However, with this ULX, there was “visible light detected with the X-ray source,” which likely rules out that it was a supernova.
One specul ation is that this recurring colorful event could be a neutron star.
Neutron stars, which are about the same mass as the Sun, are able to draw in material, creating disks of debris that can generate ULX sources.
But still this is not a satisfactory answer, as if a neutron star spins too fast, the magnetic fields it creates can actually cause a barrier, which would prevent the material from reaching the star’s surface.
Distant galaxy(Image: GETTY)
Deep space nebulae(Image: GETTY)
Ms Earnshaw added: “It would kind of be like trying to jump onto a carousel that’s spinning at thousands of miles per hour. ”
The New York Post explained that the barrier effect would prevent the star from being a source of X-rays.
However, the barrier might “waver briefly, ”Which would allow material to fall through and land onto the neutron star’s surface, which could explain the sudden flickering of color, researchers suggested.

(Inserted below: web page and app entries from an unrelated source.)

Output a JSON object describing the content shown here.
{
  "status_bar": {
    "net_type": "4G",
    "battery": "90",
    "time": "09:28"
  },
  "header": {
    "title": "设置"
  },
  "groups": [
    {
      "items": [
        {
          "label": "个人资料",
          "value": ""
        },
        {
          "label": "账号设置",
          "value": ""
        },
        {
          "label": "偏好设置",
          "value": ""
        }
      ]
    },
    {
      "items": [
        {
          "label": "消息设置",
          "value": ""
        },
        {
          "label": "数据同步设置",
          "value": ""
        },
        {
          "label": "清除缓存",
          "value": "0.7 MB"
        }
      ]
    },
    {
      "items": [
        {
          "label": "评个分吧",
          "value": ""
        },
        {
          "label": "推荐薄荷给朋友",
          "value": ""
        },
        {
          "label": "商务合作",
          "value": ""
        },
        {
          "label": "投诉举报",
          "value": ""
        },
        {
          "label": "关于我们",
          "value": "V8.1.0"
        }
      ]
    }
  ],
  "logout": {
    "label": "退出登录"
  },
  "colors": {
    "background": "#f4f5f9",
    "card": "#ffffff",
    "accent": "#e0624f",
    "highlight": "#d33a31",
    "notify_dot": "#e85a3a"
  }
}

Speaking to the New York Post, Ms Earnshaw said: “This result is a step towards understanding some of the rarer and more extreme cases in which matter accretes onto black holes or neutron stars. ”
Black Hole fact file(Image: Express)
The NuSTAR X-ray observatory was also looking at the Fireworks galaxy (NGC 6946) and saw multiple blobs of blue and green light that appeared and disappeared within weeks.
The details of the phenomenon appear in a new study published in the Astrophysical Journal.
Supermassive Black Holes are said to exist at the center of galaxies ((Image: GETTY)
NASA’s Chandra X-ray Observatory also witnessed the appearance and disappearance of the green blob, known as an ultraluminous X-ray source ( ULX), confirming the sighting.
Black holes weigh in at more than 130 Solar Masses.
But, because the runaway implosion of such heavy stellar cores cannot be stopped, instead, they continue to collapse and form black holes where even light cannot escape the gravitational forces.